The consensus on increasing delegation exchanges and dialogues to boost their bilateral relationship was reached during their meeting in New York yesterday on the sidelines of the 71st session of the UN General Assembly.
The two sides discussed how to translate into action the agreements reached during US President Barack Obama’s visit to Vietnam in May 2016.
|Deputy PM and Foreign Minister Pham Binh Minh and US Deputy Secretary of State Antony Blinken (Photo: Vietnamnet)
They also agreed to work together to manage differences between the two countries, for the sake of their people and for peace and development.
Blinken suggested Vietnam and the United States utilise the Trans-Pacific Partnership (TPP) agreement, to which they are both signatories, to enhance their collaboration in trade-investment, science-technology, climate change response, national security and defence.

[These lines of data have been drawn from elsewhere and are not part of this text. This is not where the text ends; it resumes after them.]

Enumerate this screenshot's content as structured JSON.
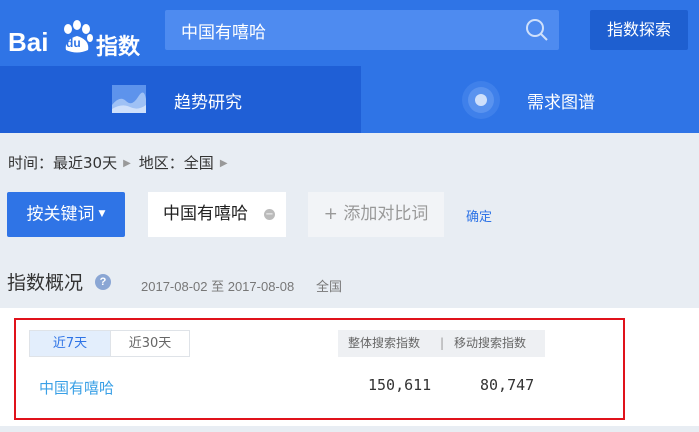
{
  "header": {
    "logo_text_bai": "Bai",
    "logo_text_du": "du",
    "logo_text_zhishu": "指数",
    "search_value": "中国有嘻哈",
    "search_icon": "magnifier-icon",
    "explore_label": "指数探索"
  },
  "tabs": [
    {
      "label": "趋势研究",
      "active": true,
      "icon": "trend-chart-icon"
    },
    {
      "label": "需求图谱",
      "active": false,
      "icon": "target-icon"
    }
  ],
  "filters": {
    "time": "时间：最近30天",
    "region": "地区：全国"
  },
  "keyword_bar": {
    "by_keyword_label": "按关键词",
    "chip_label": "中国有嘻哈",
    "add_compare_label": "添加对比词",
    "confirm_label": "确定"
  },
  "overview": {
    "title": "指数概况",
    "date_range": "2017-08-02 至 2017-08-08",
    "region": "全国",
    "range_options": [
      "近7天",
      "近30天"
    ],
    "selected_range": "近7天",
    "col_overall": "整体搜索指数",
    "col_sep": "|",
    "col_mobile": "移动搜索指数",
    "rows": [
      {
        "keyword": "中国有嘻哈",
        "overall": "150,611",
        "mobile": "80,747"
      }
    ]
  },
  "colors": {
    "brand_blue": "#2f74e6",
    "highlight_red": "#e0121b"
  }
}
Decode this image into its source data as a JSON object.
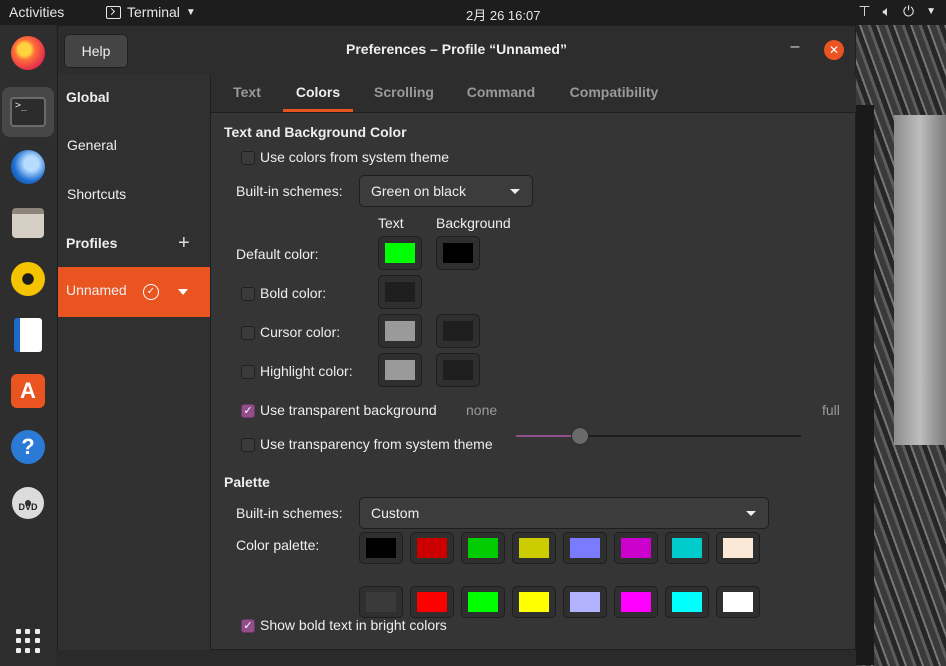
{
  "topbar": {
    "activities": "Activities",
    "app_name": "Terminal",
    "clock": "2月 26  16:07"
  },
  "window": {
    "help_label": "Help",
    "title": "Preferences – Profile “Unnamed”",
    "minimize_glyph": "–",
    "close_glyph": "✕"
  },
  "sidebar": {
    "global": "Global",
    "general": "General",
    "shortcuts": "Shortcuts",
    "profiles": "Profiles",
    "add_glyph": "+",
    "profile_name": "Unnamed"
  },
  "tabs": [
    "Text",
    "Colors",
    "Scrolling",
    "Command",
    "Compatibility"
  ],
  "active_tab": "Colors",
  "colors": {
    "section_title": "Text and Background Color",
    "use_system_colors": {
      "label": "Use colors from system theme",
      "checked": false
    },
    "builtin_label": "Built-in schemes:",
    "builtin_value": "Green on black",
    "col_text": "Text",
    "col_background": "Background",
    "default_color": {
      "label": "Default color:",
      "text": "#00ff00",
      "background": "#000000"
    },
    "bold_color": {
      "label": "Bold color:",
      "checked": false,
      "text": "#1e1e1e"
    },
    "cursor_color": {
      "label": "Cursor color:",
      "checked": false,
      "text": "#9a9a9a",
      "background": "#1e1e1e"
    },
    "highlight_color": {
      "label": "Highlight color:",
      "checked": false,
      "text": "#9a9a9a",
      "background": "#1e1e1e"
    },
    "transparent_bg": {
      "label": "Use transparent background",
      "checked": true,
      "min_label": "none",
      "max_label": "full",
      "value_fraction": 0.22
    },
    "transparency_system": {
      "label": "Use transparency from system theme",
      "checked": false
    }
  },
  "palette": {
    "section_title": "Palette",
    "builtin_label": "Built-in schemes:",
    "builtin_value": "Custom",
    "palette_label": "Color palette:",
    "row1": [
      "#000000",
      "#cc0000",
      "#00cc00",
      "#cccc00",
      "#7b7bff",
      "#cc00cc",
      "#00cccc",
      "#fbe9d8"
    ],
    "row2": [
      "#3a3a3a",
      "#ff0000",
      "#00ff00",
      "#ffff00",
      "#b2b2ff",
      "#ff00ff",
      "#00ffff",
      "#ffffff"
    ],
    "show_bold_bright": {
      "label": "Show bold text in bright colors",
      "checked": true
    }
  },
  "accent": "#e95420",
  "check_accent": "#924d8b"
}
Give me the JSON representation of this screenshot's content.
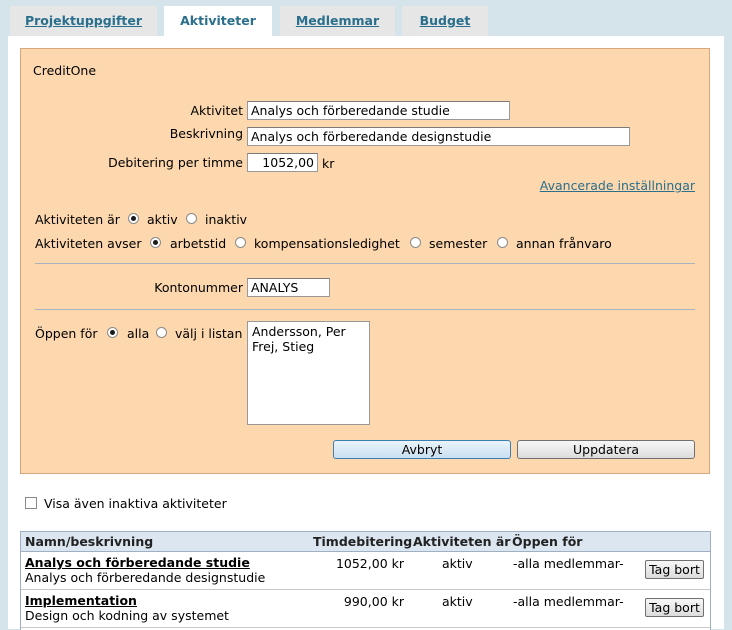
{
  "tabs": [
    {
      "label": "Projektuppgifter"
    },
    {
      "label": "Aktiviteter"
    },
    {
      "label": "Medlemmar"
    },
    {
      "label": "Budget"
    }
  ],
  "form": {
    "company": "CreditOne",
    "activity_label": "Aktivitet",
    "activity_value": "Analys och förberedande studie",
    "description_label": "Beskrivning",
    "description_value": "Analys och förberedande designstudie",
    "rate_label": "Debitering per timme",
    "rate_value": "1052,00",
    "rate_unit": "kr",
    "advanced_link": "Avancerade inställningar",
    "status_label": "Aktiviteten är",
    "status_options": [
      {
        "label": "aktiv",
        "selected": true
      },
      {
        "label": "inaktiv",
        "selected": false
      }
    ],
    "type_label": "Aktiviteten avser",
    "type_options": [
      {
        "label": "arbetstid",
        "selected": true
      },
      {
        "label": "kompensationsledighet",
        "selected": false
      },
      {
        "label": "semester",
        "selected": false
      },
      {
        "label": "annan frånvaro",
        "selected": false
      }
    ],
    "account_label": "Kontonummer",
    "account_value": "ANALYS",
    "open_label": "Öppen för",
    "open_options": [
      {
        "label": "alla",
        "selected": true
      },
      {
        "label": "välj i listan",
        "selected": false
      }
    ],
    "members": [
      "Andersson, Per",
      "Frej, Stieg"
    ],
    "cancel_label": "Avbryt",
    "update_label": "Uppdatera"
  },
  "show_inactive": {
    "label": "Visa även inaktiva aktiviteter",
    "checked": false
  },
  "table": {
    "headers": [
      "Namn/beskrivning",
      "Timdebitering",
      "Aktiviteten är",
      "Öppen för"
    ],
    "rows": [
      {
        "name": "Analys och förberedande studie",
        "description": "Analys och förberedande designstudie",
        "rate": "1052,00 kr",
        "status": "aktiv",
        "open": "-alla medlemmar-",
        "action": "Tag bort"
      },
      {
        "name": "Implementation",
        "description": "Design och kodning av systemet",
        "rate": "990,00 kr",
        "status": "aktiv",
        "open": "-alla medlemmar-",
        "action": "Tag bort"
      }
    ]
  }
}
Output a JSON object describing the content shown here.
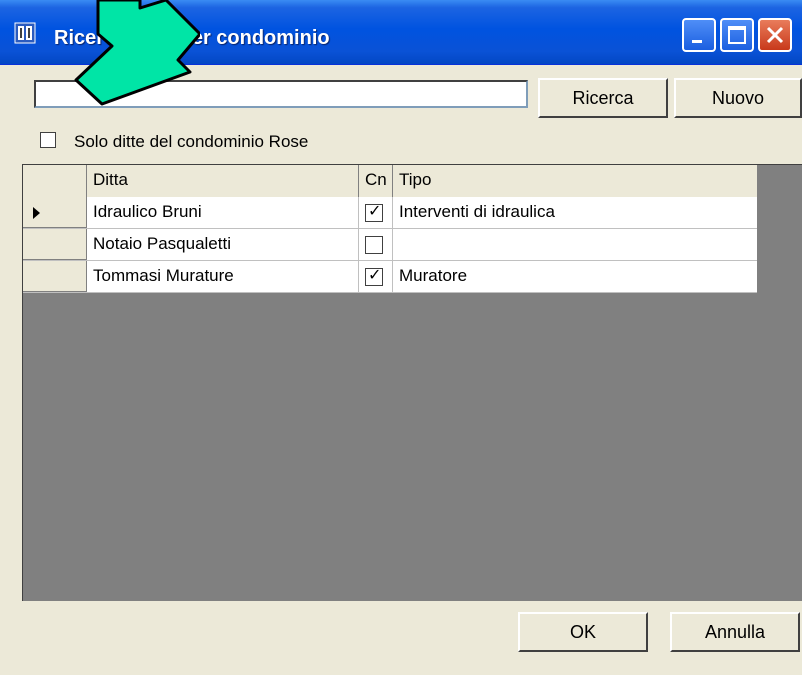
{
  "window": {
    "title": "Ricerca ditta per condominio"
  },
  "search": {
    "value": "",
    "placeholder": ""
  },
  "buttons": {
    "search_label": "Ricerca",
    "new_label": "Nuovo",
    "ok_label": "OK",
    "cancel_label": "Annulla"
  },
  "filter": {
    "label": "Solo ditte del condominio Rose",
    "checked": false
  },
  "table": {
    "columns": [
      "Ditta",
      "Cn",
      "Tipo"
    ],
    "rows": [
      {
        "ditta": "Idraulico Bruni",
        "cn": true,
        "tipo": "Interventi di idraulica",
        "current": true
      },
      {
        "ditta": "Notaio Pasqualetti",
        "cn": false,
        "tipo": "",
        "current": false
      },
      {
        "ditta": "Tommasi Murature",
        "cn": true,
        "tipo": "Muratore",
        "current": false
      }
    ]
  },
  "colors": {
    "titlebar": "#0053e0",
    "pointer": "#00e5a6"
  }
}
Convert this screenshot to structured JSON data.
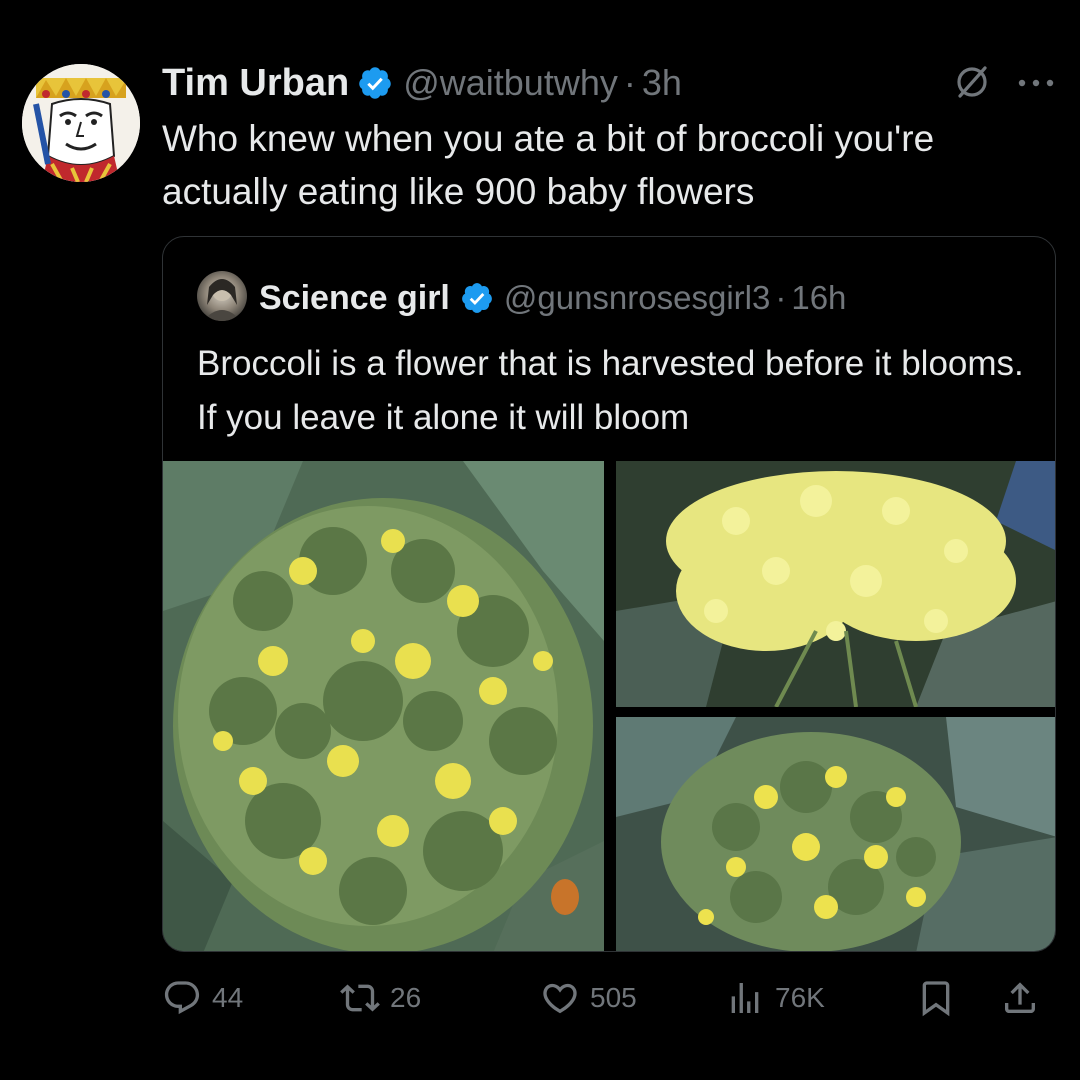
{
  "tweet": {
    "author_name": "Tim Urban",
    "handle": "@waitbutwhy",
    "separator": "·",
    "time": "3h",
    "text": "Who knew when you ate a bit of broccoli you're actually eating like 900 baby flowers"
  },
  "quoted_tweet": {
    "author_name": "Science girl",
    "handle": "@gunsnrosesgirl3",
    "separator": "·",
    "time": "16h",
    "text": "Broccoli is a flower that is harvested before it blooms. If you leave it alone it will bloom"
  },
  "actions": {
    "replies": "44",
    "reposts": "26",
    "likes": "505",
    "views": "76K"
  },
  "icons": {
    "verified": "verified-badge-icon",
    "grok": "grok-icon",
    "more": "more-icon",
    "reply": "reply-icon",
    "repost": "repost-icon",
    "like": "heart-icon",
    "views": "analytics-icon",
    "bookmark": "bookmark-icon",
    "share": "share-icon"
  },
  "colors": {
    "background": "#000000",
    "text": "#e7e9ea",
    "secondary_text": "#71767b",
    "verified": "#1d9bf0",
    "border": "#2f3336"
  }
}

The two officials talked about regional politics and security, including traditional and non-traditional security challenges.
Further, they discussed the settlement of disputes in the East Sea through peaceful measures while respecting international law, including the 1982 UN Convention on the Law of the Sea, to maintain peace, stability, security and maritime and aviation freedom in the area.
The same day, Deputy PM Minh held a roundtable talk with more than 25 large US business houses, including large investors in Vietnam such as Intel, Metlife, Cargill and Coca Cola.
He attributed the thriving relationship between Vietnam and the United States to contributions from the businesses.
Viet Nam has signed free trade agreements, including the TPP, he said, calling on US enterprises to maximise opportunities afforded by the pacts to step up their investments in the Southeast Asian nation.
The Vietnamese government will continue to improve the local investment climate to help foreign firms operate in the country, the official pledged.
A number of the US businesses said they are interested in manufacturing, services and finance-banking in Vietnam. VNA